■ Goal of the exercise
Read through the lines below and copy the ones holding the string "Vorlage".
□ □ □ □
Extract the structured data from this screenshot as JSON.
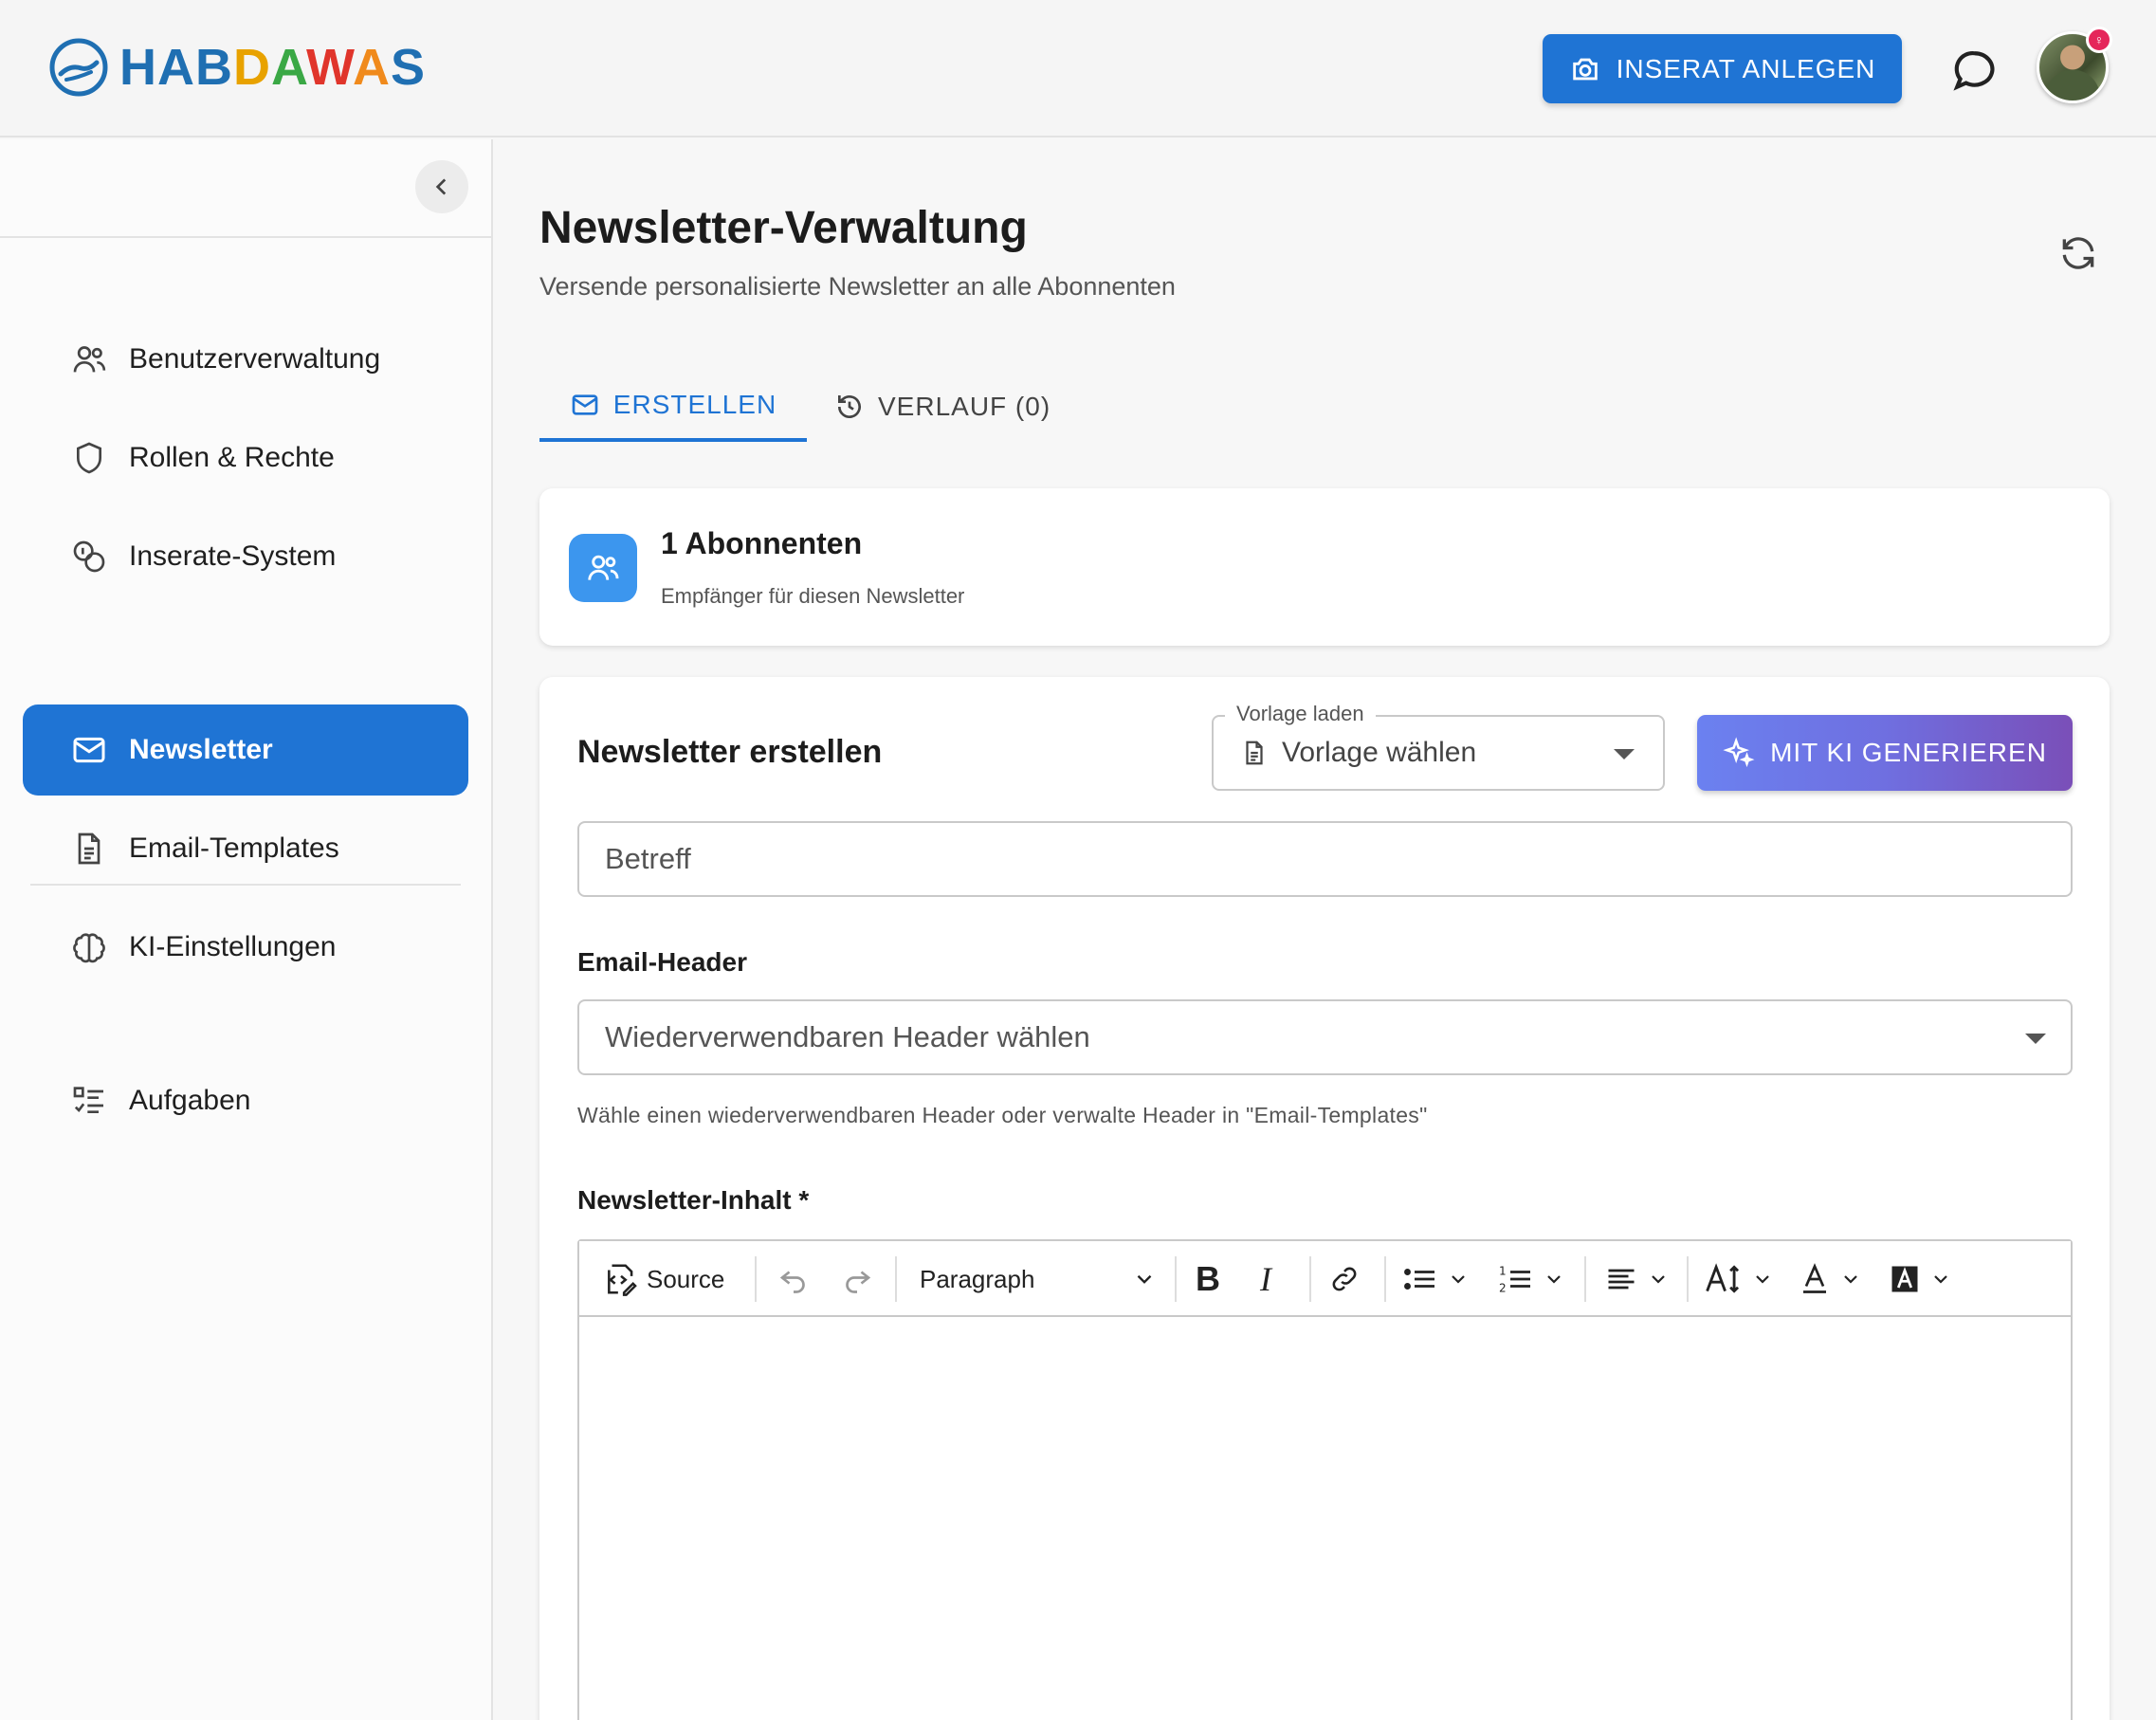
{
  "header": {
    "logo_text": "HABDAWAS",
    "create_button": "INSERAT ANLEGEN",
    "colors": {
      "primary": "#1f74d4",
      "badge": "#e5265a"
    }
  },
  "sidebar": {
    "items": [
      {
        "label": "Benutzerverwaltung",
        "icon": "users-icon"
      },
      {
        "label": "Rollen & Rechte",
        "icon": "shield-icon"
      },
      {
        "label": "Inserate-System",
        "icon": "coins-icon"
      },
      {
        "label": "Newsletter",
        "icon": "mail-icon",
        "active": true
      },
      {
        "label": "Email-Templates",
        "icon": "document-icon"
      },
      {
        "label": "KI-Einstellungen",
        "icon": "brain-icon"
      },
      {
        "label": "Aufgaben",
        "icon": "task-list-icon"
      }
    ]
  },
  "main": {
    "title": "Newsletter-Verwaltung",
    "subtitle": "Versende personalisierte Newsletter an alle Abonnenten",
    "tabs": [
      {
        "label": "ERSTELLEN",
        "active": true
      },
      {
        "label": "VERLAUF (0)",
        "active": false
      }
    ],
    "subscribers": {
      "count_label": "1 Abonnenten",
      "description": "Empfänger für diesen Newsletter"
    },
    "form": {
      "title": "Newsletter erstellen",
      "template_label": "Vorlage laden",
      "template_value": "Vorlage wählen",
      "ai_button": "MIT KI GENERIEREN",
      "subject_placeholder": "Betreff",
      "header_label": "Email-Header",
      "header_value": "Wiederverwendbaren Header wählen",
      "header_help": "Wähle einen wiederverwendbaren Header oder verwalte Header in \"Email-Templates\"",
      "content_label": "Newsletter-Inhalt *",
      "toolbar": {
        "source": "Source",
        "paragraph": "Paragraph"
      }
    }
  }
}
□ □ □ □
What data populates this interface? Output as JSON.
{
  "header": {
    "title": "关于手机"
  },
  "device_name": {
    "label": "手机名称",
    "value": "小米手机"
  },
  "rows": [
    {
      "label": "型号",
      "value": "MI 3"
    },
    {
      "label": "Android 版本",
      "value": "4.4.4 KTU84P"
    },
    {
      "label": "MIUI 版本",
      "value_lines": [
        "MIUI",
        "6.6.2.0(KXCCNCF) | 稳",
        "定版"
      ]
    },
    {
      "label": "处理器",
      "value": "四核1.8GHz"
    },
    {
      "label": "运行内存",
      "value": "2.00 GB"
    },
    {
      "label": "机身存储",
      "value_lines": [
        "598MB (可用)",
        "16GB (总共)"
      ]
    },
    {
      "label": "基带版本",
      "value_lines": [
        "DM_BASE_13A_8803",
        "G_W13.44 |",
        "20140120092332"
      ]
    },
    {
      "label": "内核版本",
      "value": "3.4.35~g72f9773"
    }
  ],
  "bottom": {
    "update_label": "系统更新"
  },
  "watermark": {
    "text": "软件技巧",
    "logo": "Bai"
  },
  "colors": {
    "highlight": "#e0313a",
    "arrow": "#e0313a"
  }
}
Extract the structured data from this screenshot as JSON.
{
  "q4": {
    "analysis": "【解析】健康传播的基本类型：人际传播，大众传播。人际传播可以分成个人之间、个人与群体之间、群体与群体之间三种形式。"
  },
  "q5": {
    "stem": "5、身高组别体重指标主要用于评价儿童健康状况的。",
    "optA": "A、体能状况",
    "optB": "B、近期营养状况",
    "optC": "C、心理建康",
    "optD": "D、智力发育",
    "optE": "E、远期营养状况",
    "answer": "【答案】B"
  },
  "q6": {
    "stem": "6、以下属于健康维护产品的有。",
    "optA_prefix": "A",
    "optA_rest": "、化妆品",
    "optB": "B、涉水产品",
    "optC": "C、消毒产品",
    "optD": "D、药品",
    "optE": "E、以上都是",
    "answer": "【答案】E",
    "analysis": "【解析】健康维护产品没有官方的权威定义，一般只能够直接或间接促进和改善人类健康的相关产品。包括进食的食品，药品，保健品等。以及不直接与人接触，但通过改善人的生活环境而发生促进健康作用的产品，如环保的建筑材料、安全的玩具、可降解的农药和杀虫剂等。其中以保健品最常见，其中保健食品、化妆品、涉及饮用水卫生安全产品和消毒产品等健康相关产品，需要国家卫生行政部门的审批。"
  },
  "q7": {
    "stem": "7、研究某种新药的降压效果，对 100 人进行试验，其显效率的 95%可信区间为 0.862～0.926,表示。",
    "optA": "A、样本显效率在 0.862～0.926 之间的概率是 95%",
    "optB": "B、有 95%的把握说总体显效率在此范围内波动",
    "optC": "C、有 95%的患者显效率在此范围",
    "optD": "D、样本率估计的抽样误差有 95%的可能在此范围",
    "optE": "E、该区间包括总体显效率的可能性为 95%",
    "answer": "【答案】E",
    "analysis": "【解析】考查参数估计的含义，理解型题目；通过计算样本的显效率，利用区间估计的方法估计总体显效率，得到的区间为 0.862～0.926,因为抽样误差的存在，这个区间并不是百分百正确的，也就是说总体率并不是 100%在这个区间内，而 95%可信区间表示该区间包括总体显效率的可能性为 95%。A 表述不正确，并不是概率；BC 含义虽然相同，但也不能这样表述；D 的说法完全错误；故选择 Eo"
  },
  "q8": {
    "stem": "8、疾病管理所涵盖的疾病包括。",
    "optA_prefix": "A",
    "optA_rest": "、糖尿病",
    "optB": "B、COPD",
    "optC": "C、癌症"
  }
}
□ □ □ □
■ Exercise solution
      "template_label": "Vorlage laden",
      "template_value": "Vorlage wählen",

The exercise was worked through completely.